Exercise brief » Given the records below, pull every line with the word "landscape" into the answer.

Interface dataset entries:
━━━━━━━━━━━━━━━━
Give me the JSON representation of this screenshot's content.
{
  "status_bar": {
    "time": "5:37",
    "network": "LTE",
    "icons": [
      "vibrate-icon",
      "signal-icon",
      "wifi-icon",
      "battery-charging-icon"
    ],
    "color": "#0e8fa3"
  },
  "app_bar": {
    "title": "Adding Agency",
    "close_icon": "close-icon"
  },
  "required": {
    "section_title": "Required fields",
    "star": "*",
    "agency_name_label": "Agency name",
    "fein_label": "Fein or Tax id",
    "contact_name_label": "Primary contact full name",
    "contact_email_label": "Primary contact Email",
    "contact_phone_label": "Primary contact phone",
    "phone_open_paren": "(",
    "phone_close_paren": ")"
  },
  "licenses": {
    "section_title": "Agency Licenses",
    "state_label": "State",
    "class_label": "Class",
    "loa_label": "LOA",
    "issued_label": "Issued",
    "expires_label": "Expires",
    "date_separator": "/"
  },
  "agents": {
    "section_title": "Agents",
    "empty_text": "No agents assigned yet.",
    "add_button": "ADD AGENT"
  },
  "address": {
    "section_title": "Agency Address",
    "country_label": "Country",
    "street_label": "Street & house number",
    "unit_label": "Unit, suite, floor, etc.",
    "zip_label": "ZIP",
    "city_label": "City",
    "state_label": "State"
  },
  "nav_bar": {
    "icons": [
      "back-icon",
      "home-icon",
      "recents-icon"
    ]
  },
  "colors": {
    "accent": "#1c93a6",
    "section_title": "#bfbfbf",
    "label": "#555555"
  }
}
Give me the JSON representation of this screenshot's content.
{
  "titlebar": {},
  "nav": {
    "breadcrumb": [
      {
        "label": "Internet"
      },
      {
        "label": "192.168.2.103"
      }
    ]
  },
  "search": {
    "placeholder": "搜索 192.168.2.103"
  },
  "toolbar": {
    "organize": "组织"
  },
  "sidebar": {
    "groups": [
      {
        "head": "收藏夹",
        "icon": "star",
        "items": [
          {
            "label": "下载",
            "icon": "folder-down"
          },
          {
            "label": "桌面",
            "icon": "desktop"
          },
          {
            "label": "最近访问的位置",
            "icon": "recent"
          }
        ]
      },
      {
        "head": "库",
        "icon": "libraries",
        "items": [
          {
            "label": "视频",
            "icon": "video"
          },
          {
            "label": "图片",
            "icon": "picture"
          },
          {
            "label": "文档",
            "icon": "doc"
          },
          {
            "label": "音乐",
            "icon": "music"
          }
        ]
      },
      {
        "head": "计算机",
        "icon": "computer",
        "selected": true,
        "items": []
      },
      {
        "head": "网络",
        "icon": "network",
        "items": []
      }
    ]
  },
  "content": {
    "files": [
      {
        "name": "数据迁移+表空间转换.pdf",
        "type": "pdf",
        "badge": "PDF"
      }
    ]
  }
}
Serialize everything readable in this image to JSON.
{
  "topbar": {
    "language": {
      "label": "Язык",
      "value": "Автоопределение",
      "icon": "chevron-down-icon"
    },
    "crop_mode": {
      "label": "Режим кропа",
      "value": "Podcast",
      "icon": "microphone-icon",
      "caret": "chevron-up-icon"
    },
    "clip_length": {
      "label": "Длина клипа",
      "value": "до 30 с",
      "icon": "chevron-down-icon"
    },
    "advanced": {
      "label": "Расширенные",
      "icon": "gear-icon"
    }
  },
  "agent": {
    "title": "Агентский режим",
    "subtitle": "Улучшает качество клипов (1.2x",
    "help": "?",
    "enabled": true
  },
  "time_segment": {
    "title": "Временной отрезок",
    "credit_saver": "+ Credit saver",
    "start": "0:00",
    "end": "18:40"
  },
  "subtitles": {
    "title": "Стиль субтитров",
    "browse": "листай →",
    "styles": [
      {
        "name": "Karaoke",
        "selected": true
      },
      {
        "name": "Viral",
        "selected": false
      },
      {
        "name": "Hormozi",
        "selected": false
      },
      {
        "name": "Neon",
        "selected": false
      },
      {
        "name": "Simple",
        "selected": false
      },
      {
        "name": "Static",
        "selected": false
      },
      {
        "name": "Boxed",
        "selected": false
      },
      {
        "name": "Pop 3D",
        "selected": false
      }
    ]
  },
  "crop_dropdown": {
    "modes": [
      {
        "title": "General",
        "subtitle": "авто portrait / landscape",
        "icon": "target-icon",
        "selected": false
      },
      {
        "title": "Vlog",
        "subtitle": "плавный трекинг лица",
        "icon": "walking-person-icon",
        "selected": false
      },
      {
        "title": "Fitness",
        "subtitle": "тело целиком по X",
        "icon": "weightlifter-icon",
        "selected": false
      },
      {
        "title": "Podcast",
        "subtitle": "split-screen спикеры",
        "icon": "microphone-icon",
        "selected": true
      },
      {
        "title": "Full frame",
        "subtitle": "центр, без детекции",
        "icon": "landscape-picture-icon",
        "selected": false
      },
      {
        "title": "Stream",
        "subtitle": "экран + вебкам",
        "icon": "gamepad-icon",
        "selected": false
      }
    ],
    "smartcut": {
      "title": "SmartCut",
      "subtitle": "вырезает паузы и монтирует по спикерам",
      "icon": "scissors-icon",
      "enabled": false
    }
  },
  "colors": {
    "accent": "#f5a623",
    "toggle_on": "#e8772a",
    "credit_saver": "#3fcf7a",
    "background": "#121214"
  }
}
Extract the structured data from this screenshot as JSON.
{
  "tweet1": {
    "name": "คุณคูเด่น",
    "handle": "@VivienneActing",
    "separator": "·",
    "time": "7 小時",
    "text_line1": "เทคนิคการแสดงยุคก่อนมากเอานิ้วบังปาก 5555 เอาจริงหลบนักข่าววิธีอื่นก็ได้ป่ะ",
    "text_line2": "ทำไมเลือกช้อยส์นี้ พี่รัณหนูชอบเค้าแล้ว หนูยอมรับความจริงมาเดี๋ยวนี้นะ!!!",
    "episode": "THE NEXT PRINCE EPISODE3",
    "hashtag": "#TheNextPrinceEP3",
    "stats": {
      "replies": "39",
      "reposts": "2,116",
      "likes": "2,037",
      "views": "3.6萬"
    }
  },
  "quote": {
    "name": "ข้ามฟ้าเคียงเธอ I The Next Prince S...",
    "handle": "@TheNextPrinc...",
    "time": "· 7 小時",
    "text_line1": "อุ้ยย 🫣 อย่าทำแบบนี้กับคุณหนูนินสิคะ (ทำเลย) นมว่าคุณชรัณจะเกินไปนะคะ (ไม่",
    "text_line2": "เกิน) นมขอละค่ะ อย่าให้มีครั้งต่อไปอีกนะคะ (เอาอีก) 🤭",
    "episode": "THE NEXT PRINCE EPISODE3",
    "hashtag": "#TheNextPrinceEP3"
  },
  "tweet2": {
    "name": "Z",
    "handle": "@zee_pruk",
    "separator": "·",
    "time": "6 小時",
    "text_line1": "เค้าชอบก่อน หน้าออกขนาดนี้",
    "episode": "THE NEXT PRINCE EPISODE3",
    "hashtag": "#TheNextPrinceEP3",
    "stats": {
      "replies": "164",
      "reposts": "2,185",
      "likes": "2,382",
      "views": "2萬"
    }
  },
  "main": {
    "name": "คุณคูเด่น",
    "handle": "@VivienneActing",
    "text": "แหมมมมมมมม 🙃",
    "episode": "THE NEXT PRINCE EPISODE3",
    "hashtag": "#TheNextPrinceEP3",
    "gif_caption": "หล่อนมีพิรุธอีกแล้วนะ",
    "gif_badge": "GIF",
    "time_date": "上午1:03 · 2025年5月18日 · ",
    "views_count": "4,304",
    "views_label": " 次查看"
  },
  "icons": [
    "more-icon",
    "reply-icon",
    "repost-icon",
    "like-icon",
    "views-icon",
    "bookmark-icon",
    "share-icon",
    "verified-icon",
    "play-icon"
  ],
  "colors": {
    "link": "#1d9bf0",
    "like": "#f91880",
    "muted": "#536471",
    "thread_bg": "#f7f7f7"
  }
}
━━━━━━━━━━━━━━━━
Problem solution »
        "subtitle": "авто portrait / landscape",
        "icon": "landscape-picture-icon",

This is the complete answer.